A judicial source told Arab News that all the arrests and charges made by Bitar “were based on acts that led to the explosion, and anyone who says otherwise is lying. The investigation does not focus only on the explosion. It is rather manifold; how the ship loaded with ammonium nitrate arrived in Lebanon and all the events that led to the day of the explosion. This investigation is carried out by a single judge, while such crimes usually have an integrated team to expedite things.”

He questioned why Hezbollah is suspicious of the investigation's path and is accusing Bitar of politicizing the case.

The judicial source recalled a speech Hezbollah’s Secretary-General Hassan Nasrallah gave in the wake of the blast, in which he said he will not provide a cover for anyone involved, no matter their sect, especially if they were Shiites, then, later on, started accusing Bitar of politicizing the investigation and targeting specific sects. “Bitar’s investigation is still ongoing and he is summoning everyone he believes the facts point to as being involved. He still has a lot of suspects he needs to question.”

Whenever Bitar takes a step forward, he stumbles over new obstacles. The source wondered: “How come the STL’s verdict did not provoke any offensive stances such as the ones Bitar is facing today?”

The judicial source believed Bitar would not step down, “otherwise, he would be admitting to all the accusations made against him.

“Bitar’s conscience is clear and he is simply doing his duty,” he said, adding: “The judiciary has to shelter Bitar, just as the military court did and imprisoned the journalist who dared to utter offensive words against the military institution.”

The ruling class is trying to evade Bitar by insisting that politicians should be tried before the Supreme Council for the Trial of Presidents and Ministers.

Legal expert and former MP Salah Hanin had previously told Arab News: “The PM and ministers do not have immunity when they commit a criminal offense such as the port explosion crime. It subjects them to ordinary laws and to the same judiciary that exercises its authority over all citizens.”

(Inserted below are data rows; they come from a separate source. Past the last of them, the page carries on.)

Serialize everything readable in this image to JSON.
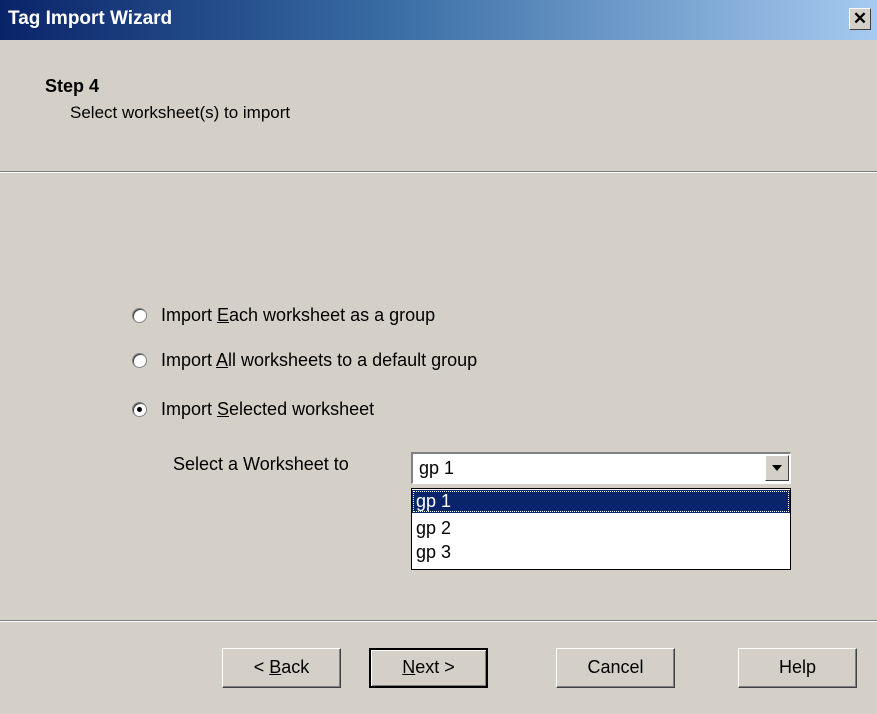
{
  "window": {
    "title": "Tag Import Wizard",
    "close_glyph": "✕"
  },
  "header": {
    "step_title": "Step 4",
    "step_subtitle": "Select worksheet(s) to import"
  },
  "options": [
    {
      "pre": "Import ",
      "key": "E",
      "post": "ach worksheet as a group",
      "checked": false
    },
    {
      "pre": "Import ",
      "key": "A",
      "post": "ll worksheets to a default group",
      "checked": false
    },
    {
      "pre": "Import ",
      "key": "S",
      "post": "elected worksheet",
      "checked": true
    }
  ],
  "worksheet": {
    "label": "Select a Worksheet to",
    "selected": "gp 1",
    "items": [
      "gp 1",
      "gp 2",
      "gp 3"
    ]
  },
  "buttons": {
    "back": {
      "pre": "< ",
      "key": "B",
      "post": "ack"
    },
    "next": {
      "pre": "",
      "key": "N",
      "post": "ext >"
    },
    "cancel": "Cancel",
    "help": "Help"
  }
}
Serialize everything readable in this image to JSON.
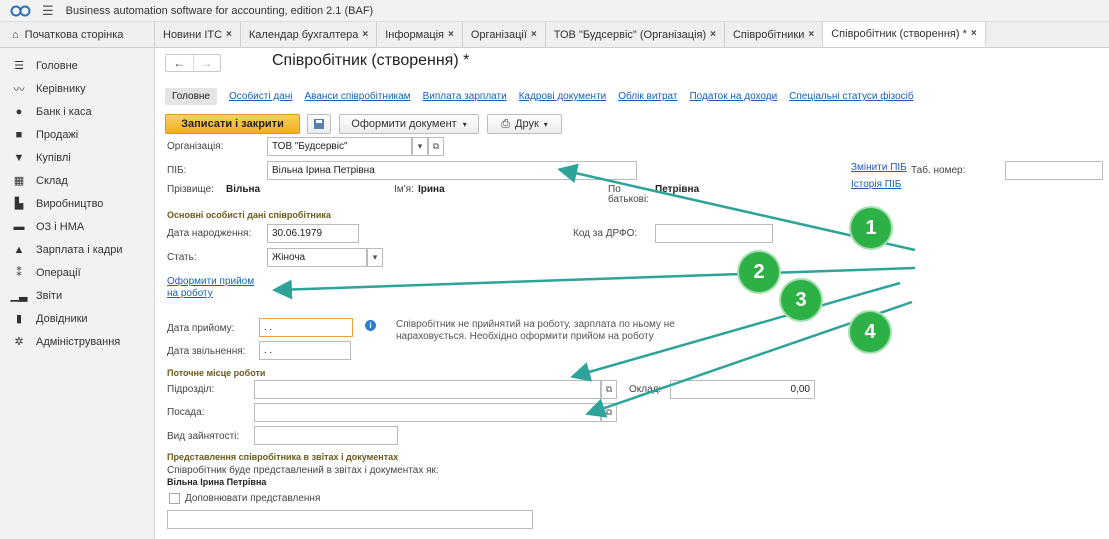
{
  "app": {
    "title": "Business automation software for accounting, edition 2.1  (BAF)"
  },
  "tabs": [
    {
      "label": "Початкова сторінка",
      "closable": false,
      "active": false
    },
    {
      "label": "Новини ІТС",
      "closable": true,
      "active": false
    },
    {
      "label": "Календар бухгалтера",
      "closable": true,
      "active": false
    },
    {
      "label": "Інформація",
      "closable": true,
      "active": false
    },
    {
      "label": "Організації",
      "closable": true,
      "active": false
    },
    {
      "label": "ТОВ \"Будсервіс\" (Організація)",
      "closable": true,
      "active": false
    },
    {
      "label": "Співробітники",
      "closable": true,
      "active": false
    },
    {
      "label": "Співробітник (створення) *",
      "closable": true,
      "active": true
    }
  ],
  "sidebar": {
    "items": [
      {
        "label": "Головне",
        "icon": "menu-lines-icon"
      },
      {
        "label": "Керівнику",
        "icon": "trend-icon"
      },
      {
        "label": "Банк і каса",
        "icon": "coin-icon"
      },
      {
        "label": "Продажі",
        "icon": "bag-icon"
      },
      {
        "label": "Купівлі",
        "icon": "cart-icon"
      },
      {
        "label": "Склад",
        "icon": "warehouse-icon"
      },
      {
        "label": "Виробництво",
        "icon": "factory-icon"
      },
      {
        "label": "ОЗ і НМА",
        "icon": "truck-icon"
      },
      {
        "label": "Зарплата і кадри",
        "icon": "person-icon"
      },
      {
        "label": "Операції",
        "icon": "operations-icon"
      },
      {
        "label": "Звіти",
        "icon": "chart-icon"
      },
      {
        "label": "Довідники",
        "icon": "book-icon"
      },
      {
        "label": "Адміністрування",
        "icon": "gear-icon"
      }
    ]
  },
  "form": {
    "title": "Співробітник (створення) *",
    "subtabs": [
      "Головне",
      "Особисті дані",
      "Аванси співробітникам",
      "Виплата зарплати",
      "Кадрові документи",
      "Облік витрат",
      "Податок на доходи",
      "Спеціальні статуси фізосіб"
    ],
    "toolbar": {
      "save_close": "Записати і закрити",
      "make_doc": "Оформити документ",
      "print": "Друк"
    },
    "org_label": "Організація:",
    "org_value": "ТОВ \"Будсервіс\"",
    "pib_label": "ПІБ:",
    "pib_value": "Вільна Ірина Петрівна",
    "change_pib": "Змінити ПІБ",
    "tab_num_label": "Таб. номер:",
    "tab_num_value": "",
    "history_pib": "Історія ПІБ",
    "surname_label": "Прізвище:",
    "surname_value": "Вільна",
    "name_label": "Ім'я:",
    "name_value": "Ірина",
    "patronymic_label_1": "По",
    "patronymic_label_2": "батькові:",
    "patronymic_value": "Петрівна",
    "section_personal": "Основні особисті дані співробітника",
    "birth_label": "Дата народження:",
    "birth_value": "30.06.1979",
    "drfo_label": "Код за ДРФО:",
    "drfo_value": "",
    "sex_label": "Стать:",
    "sex_value": "Жіноча",
    "hire_link_1": "Оформити прийом",
    "hire_link_2": "на роботу",
    "hire_date_label": "Дата прийому:",
    "hire_date_value": " .  .",
    "hire_info_1": "Співробітник не прийнятий на роботу, зарплата по ньому не",
    "hire_info_2": "нараховується. Необхідно оформити прийом на роботу",
    "fire_date_label": "Дата звільнення:",
    "fire_date_value": " .  .",
    "section_workplace": "Поточне місце роботи",
    "dept_label": "Підрозділ:",
    "dept_value": "",
    "salary_label": "Оклад:",
    "salary_value": "0,00",
    "position_label": "Посада:",
    "position_value": "",
    "employment_label": "Вид зайнятості:",
    "employment_value": "",
    "section_repr": "Представлення співробітника в звітах і документах",
    "repr_info": "Співробітник буде представлений в звітах і документах як:",
    "repr_name": "Вільна Ірина Петрівна",
    "repr_checkbox": "Доповнювати представлення",
    "repr_input_value": ""
  },
  "annotations": {
    "markers": [
      "1",
      "2",
      "3",
      "4"
    ],
    "color": "#2db045"
  }
}
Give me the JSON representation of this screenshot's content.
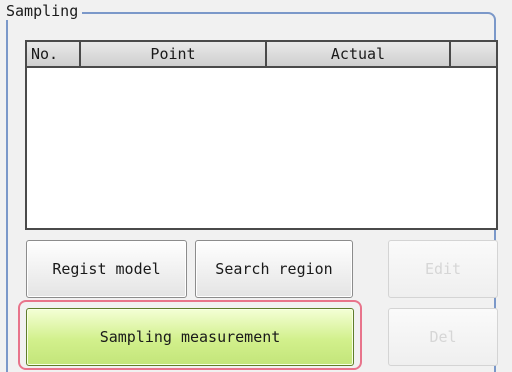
{
  "group": {
    "title": "Sampling"
  },
  "table": {
    "columns": [
      "No.",
      "Point",
      "Actual",
      ""
    ],
    "rows": []
  },
  "buttons": {
    "regist_model": "Regist model",
    "search_region": "Search region",
    "edit": "Edit",
    "sampling_measurement": "Sampling measurement",
    "del": "Del"
  },
  "colors": {
    "group_border": "#7b98c9",
    "sampling_button": "#d2f08c",
    "highlight_frame": "#e8748b"
  }
}
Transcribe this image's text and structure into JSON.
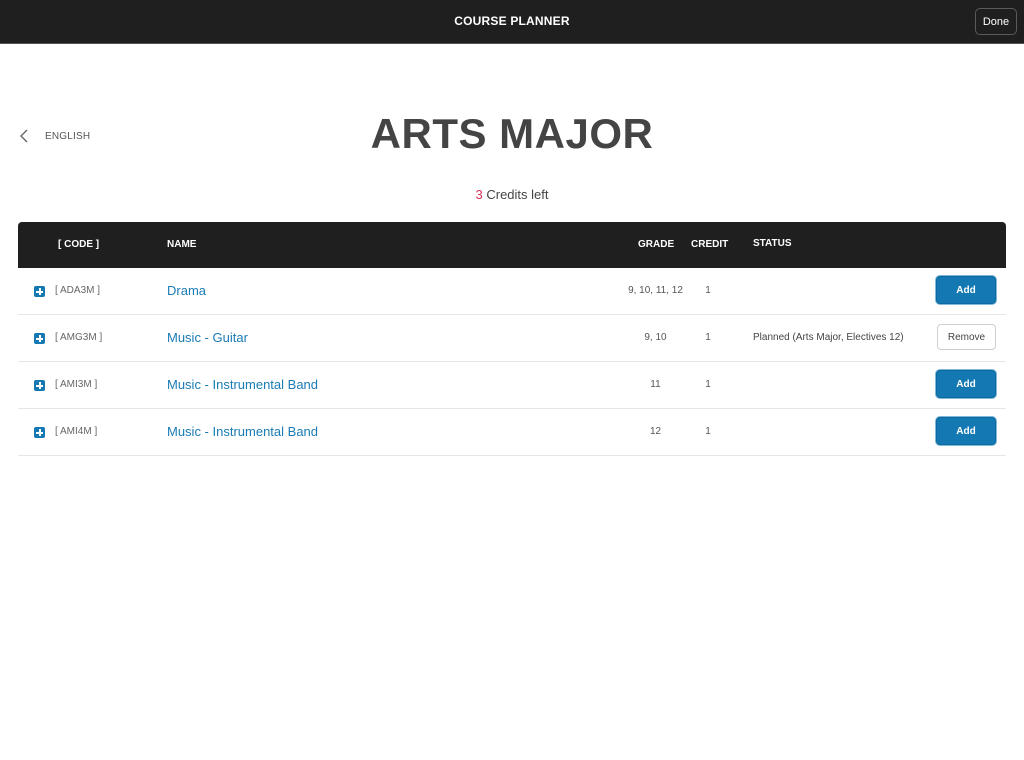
{
  "topbar": {
    "title": "COURSE PLANNER",
    "done_label": "Done"
  },
  "back": {
    "label": "ENGLISH",
    "icon": "chevron-left-icon"
  },
  "page": {
    "title": "ARTS MAJOR",
    "credits_left": "3",
    "credits_suffix": " Credits left"
  },
  "table": {
    "headers": {
      "code": "[  CODE  ]",
      "name": "NAME",
      "grade": "GRADE",
      "credit": "CREDIT",
      "status": "STATUS"
    },
    "rows": [
      {
        "code": "[ ADA3M ]",
        "name": "Drama",
        "grade": "9, 10, 11, 12",
        "credit": "1",
        "status": "",
        "action": "Add"
      },
      {
        "code": "[ AMG3M ]",
        "name": "Music - Guitar",
        "grade": "9, 10",
        "credit": "1",
        "status": "Planned (Arts Major, Electives 12)",
        "action": "Remove"
      },
      {
        "code": "[ AMI3M ]",
        "name": "Music - Instrumental Band",
        "grade": "11",
        "credit": "1",
        "status": "",
        "action": "Add"
      },
      {
        "code": "[ AMI4M ]",
        "name": "Music - Instrumental Band",
        "grade": "12",
        "credit": "1",
        "status": "",
        "action": "Add"
      }
    ]
  },
  "colors": {
    "accent": "#1479b3",
    "credits_highlight": "#d2335a",
    "header_bg": "#1f1f1f"
  }
}
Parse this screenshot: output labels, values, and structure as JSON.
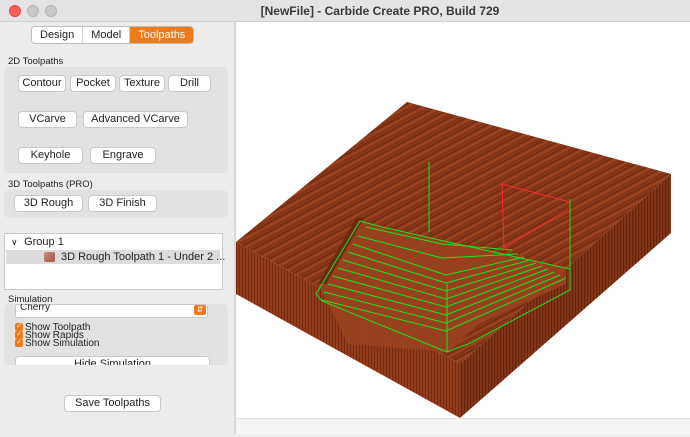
{
  "window": {
    "title": "[NewFile] - Carbide Create PRO, Build 729"
  },
  "tabs": [
    {
      "label": "Design"
    },
    {
      "label": "Model"
    },
    {
      "label": "Toolpaths",
      "active": true
    }
  ],
  "toolpaths_2d": {
    "heading": "2D Toolpaths",
    "buttons": [
      "Contour",
      "Pocket",
      "Texture",
      "Drill",
      "VCarve",
      "Advanced VCarve",
      "Keyhole",
      "Engrave"
    ]
  },
  "toolpaths_3d": {
    "heading": "3D Toolpaths (PRO)",
    "buttons": [
      "3D Rough",
      "3D Finish"
    ]
  },
  "tree": {
    "group": "Group 1",
    "item": "3D Rough Toolpath 1 - Under 2 ..."
  },
  "simulation": {
    "heading": "Simulation",
    "material": "Cherry",
    "checkboxes": [
      {
        "label": "Show Toolpath",
        "checked": true
      },
      {
        "label": "Show Rapids",
        "checked": true
      },
      {
        "label": "Show Simulation",
        "checked": true
      }
    ],
    "hide_button": "Hide Simulation"
  },
  "save_button": "Save Toolpaths",
  "colors": {
    "accent": "#f07a18",
    "wood": "#8a3516",
    "toolpath": "#1fd31f",
    "rapid": "#ff2a2a"
  }
}
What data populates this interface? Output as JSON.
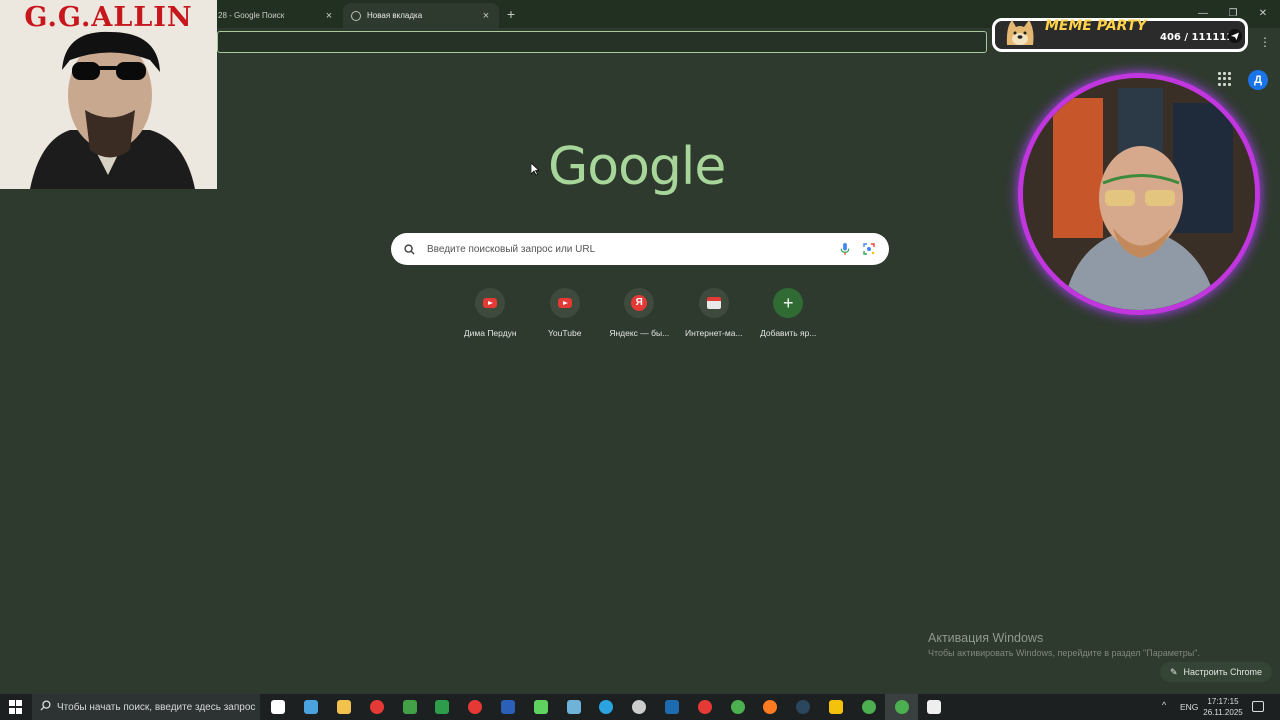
{
  "browser": {
    "tabs": [
      {
        "title": "28 - Google Поиск",
        "active": false
      },
      {
        "title": "Новая вкладка",
        "active": true
      }
    ],
    "tab_close_glyph": "×",
    "new_tab_glyph": "+",
    "window_controls": {
      "minimize": "—",
      "restore": "❐",
      "close": "✕"
    },
    "menu_glyph": "⋮"
  },
  "newtab": {
    "logo": "Google",
    "search_placeholder": "Введите поисковый запрос или URL",
    "shortcuts": [
      {
        "label": "Дима Пердун",
        "icon": "youtube-icon"
      },
      {
        "label": "YouTube",
        "icon": "youtube-icon"
      },
      {
        "label": "Яндекс — бы...",
        "icon": "yandex-icon",
        "glyph": "Я"
      },
      {
        "label": "Интернет-ма...",
        "icon": "shop-icon"
      },
      {
        "label": "Добавить яр...",
        "icon": "plus-icon",
        "glyph": "+"
      }
    ],
    "profile_initial": "Д",
    "customize_label": "Настроить Chrome",
    "customize_icon": "✎"
  },
  "activation": {
    "title": "Активация Windows",
    "subtitle": "Чтобы активировать Windows, перейдите в раздел \"Параметры\"."
  },
  "overlays": {
    "poster_title": "G.G.ALLIN",
    "meme_title": "MEME PARTY",
    "meme_count": "406 / 111111"
  },
  "taskbar": {
    "search_placeholder": "Чтобы начать поиск, введите здесь запрос",
    "pinned": [
      {
        "name": "task-view",
        "color": "#ffffff"
      },
      {
        "name": "explorer-app",
        "color": "#4aa3df"
      },
      {
        "name": "file-folder",
        "color": "#f2c14e"
      },
      {
        "name": "opera-gx",
        "color": "#e53935"
      },
      {
        "name": "app-green-red",
        "color": "#43a047"
      },
      {
        "name": "app-green",
        "color": "#2e9d4b"
      },
      {
        "name": "opera",
        "color": "#e53935"
      },
      {
        "name": "word",
        "color": "#2b5fb8"
      },
      {
        "name": "play-app",
        "color": "#5fd35f"
      },
      {
        "name": "paint-app",
        "color": "#6fb3d9"
      },
      {
        "name": "telegram",
        "color": "#2aa3df"
      },
      {
        "name": "app-circle",
        "color": "#cccccc"
      },
      {
        "name": "photoshop",
        "color": "#1d6bb0"
      },
      {
        "name": "yandex-browser",
        "color": "#e53935"
      },
      {
        "name": "chrome",
        "color": "#4caf50"
      },
      {
        "name": "firefox",
        "color": "#ff7b22"
      },
      {
        "name": "steam",
        "color": "#2a475e"
      },
      {
        "name": "app-yellow",
        "color": "#f4c20d"
      },
      {
        "name": "chrome-2",
        "color": "#4caf50"
      },
      {
        "name": "chrome-active",
        "color": "#4caf50"
      },
      {
        "name": "app-dark",
        "color": "#eeeeee"
      }
    ],
    "lang": "ENG",
    "time": "17:17:15",
    "date": "26.11.2025"
  }
}
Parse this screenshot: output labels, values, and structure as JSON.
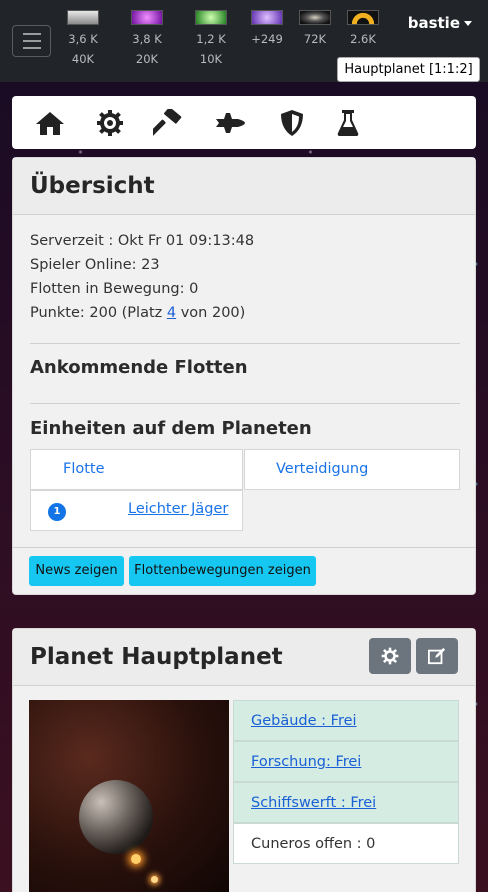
{
  "navbar": {
    "user_name": "bastie",
    "planet_selector": "Hauptplanet [1:1:2]",
    "resources": [
      {
        "name": "metal-icon",
        "top": "3,6 K",
        "bottom": "40K",
        "color": "#b0b0b0"
      },
      {
        "name": "crystal-icon",
        "top": "3,8 K",
        "bottom": "20K",
        "color": "#b040d0"
      },
      {
        "name": "deuterium-icon",
        "top": "1,2 K",
        "bottom": "10K",
        "color": "#40c040"
      },
      {
        "name": "energy-icon",
        "top": "+249",
        "bottom": "",
        "color": "#9a6ae0"
      },
      {
        "name": "darkmatter-icon",
        "top": "72K",
        "bottom": "",
        "color": "#666666"
      },
      {
        "name": "antimatter-icon",
        "top": "2.6K",
        "bottom": "",
        "color": "#f0b020"
      }
    ]
  },
  "overview": {
    "title": "Übersicht",
    "server_time": "Serverzeit : Okt Fr 01 09:13:48",
    "players_online": "Spieler Online: 23",
    "fleets_moving": "Flotten in Bewegung: 0",
    "points_prefix": "Punkte: 200 (Platz ",
    "points_rank": "4",
    "points_suffix": " von 200)",
    "incoming_title": "Ankommende Flotten",
    "units_title": "Einheiten auf dem Planeten",
    "tab_fleet": "Flotte",
    "tab_defense": "Verteidigung",
    "unit_count": "1",
    "unit_name": "Leichter Jäger",
    "btn_news": "News zeigen",
    "btn_fleet_moves": "Flottenbewegungen zeigen"
  },
  "planet": {
    "title": "Planet Hauptplanet",
    "buildings": "Gebäude : Frei",
    "research": "Forschung: Frei",
    "shipyard": "Schiffswerft : Frei",
    "cuneros": "Cuneros offen : 0"
  },
  "colors": {
    "accent_blue": "#1a5fd6",
    "info_cyan": "#16c7f1",
    "navbar_dark": "#212529"
  }
}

Hanin cited Article 70 of the Constitution, which stipulates that the parliament has the right to impeach the PM and ministers for high treason or breach of their duties. “This article does not include criminal offenses; they thus must appear before the judiciary.”